* Work required *
Go through the records and extract every line with the word "expression".

* Records for this exercise *
* * * *

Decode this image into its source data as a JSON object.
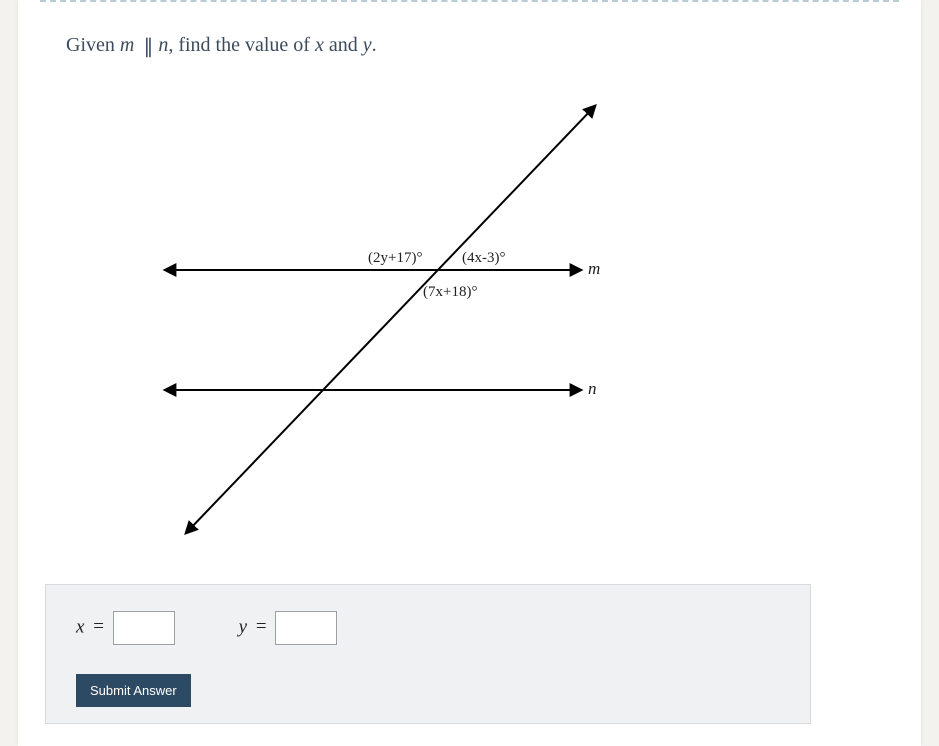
{
  "prompt": {
    "before": "Given ",
    "m": "m",
    "parallel": "∥",
    "n": "n",
    "after1": ", find the value of ",
    "x": "x",
    "and": " and ",
    "y": "y",
    "period": "."
  },
  "figure": {
    "angles": {
      "top_left": "(2y+17)°",
      "top_right": "(4x-3)°",
      "below": "(7x+18)°"
    },
    "line_m": "m",
    "line_n": "n"
  },
  "answer": {
    "x_label": "x",
    "y_label": "y",
    "eq": "=",
    "x_value": "",
    "y_value": "",
    "submit": "Submit Answer"
  },
  "chart_data": {
    "type": "diagram",
    "description": "Two horizontal parallel lines m (upper) and n (lower) cut by a transversal. At the intersection with line m, the angle on the upper-left of the transversal is (2y+17)°, the angle on the upper-right is (4x-3)°, and the angle on the lower-right (below line m, right of transversal) is (7x+18)°.",
    "labeled_angles": [
      {
        "position": "upper-left of transversal at line m",
        "expression": "(2y+17)°"
      },
      {
        "position": "upper-right of transversal at line m",
        "expression": "(4x-3)°"
      },
      {
        "position": "lower-right of transversal at line m",
        "expression": "(7x+18)°"
      }
    ],
    "lines": [
      "m",
      "n"
    ],
    "relation": "m ∥ n"
  }
}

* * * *

* Answer to the problem *
        "expression": "(2y+17)°"
        "expression": "(4x-3)°"
        "expression": "(7x+18)°"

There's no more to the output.